I understand what you're saying, but I would suggest that there needn't be concern over any single BG test.
Your A1C will give a much better picture of the 'crystalized content' of your blood, i.e., the stuff that will hurt your organs. From a long-term health perspective any single high or low will not affect your heart, eyes, other organs, etc., but multiple high A1Cs over an extended period of time would indicate that damage may be occuring.
I think we're saying the same thing here, but what is important to know is that the outcome of your BG tests don't have a direct correlation to your A1C. For example, if you're testing 30 mins after you eat and always getting high results, you may still end up with a low A1C. Likewise, you might be testing before you eat and seeing lots of lows, then over-carbing and getting higher A1Cs.
It's all a balance, which you seem to be well aware of!
Highs and lows are important, but for a different reason: it's how you feel. You don't want to be passing out or feeling sluggish or irritable, you want to be a productive happy individual with lots of energy. That's what the BG tests are good for, and your endo should know the difference.
Because a T1s body doesn't produce insulin, you're going to spike. Your doctor shouldn't be criticizing you simply because of the timing of your tests. If you learn your body well enough and time it right you could get perfect BG scores for three months straight and still end up with an A1C of 10.
Again, I think we're saying the same thing, but just in a different way. As long as you feel good and you can manage the highs and lows, it doesn't really matter how you end up with a good A1C, just as long as you get there.

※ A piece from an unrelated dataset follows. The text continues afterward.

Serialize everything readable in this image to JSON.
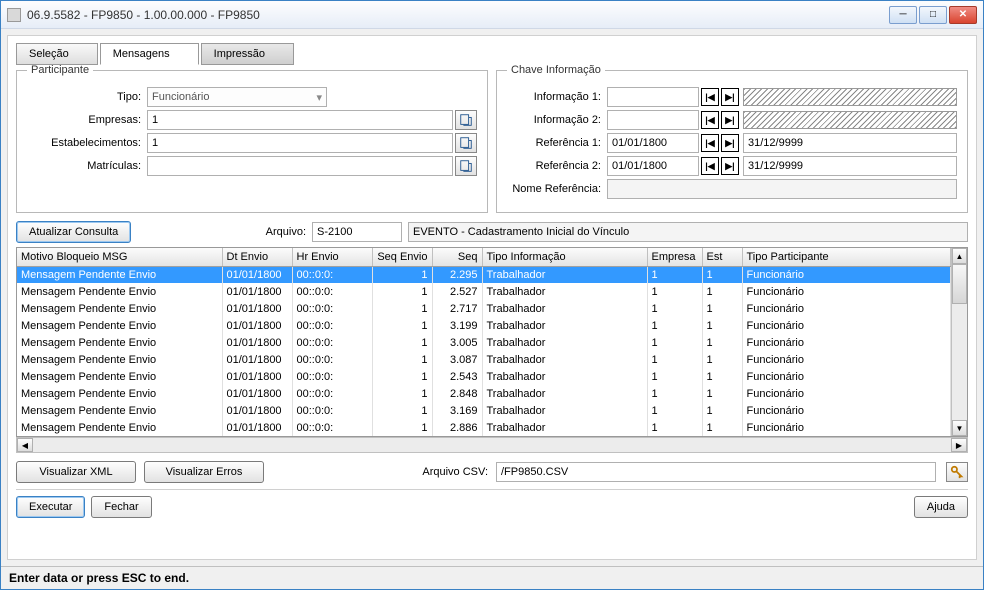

Thanks again for coming back to explain your side...I completely understand your concerns, I was actually meaning more that I didn't get why the endo was criticizing a good A1C!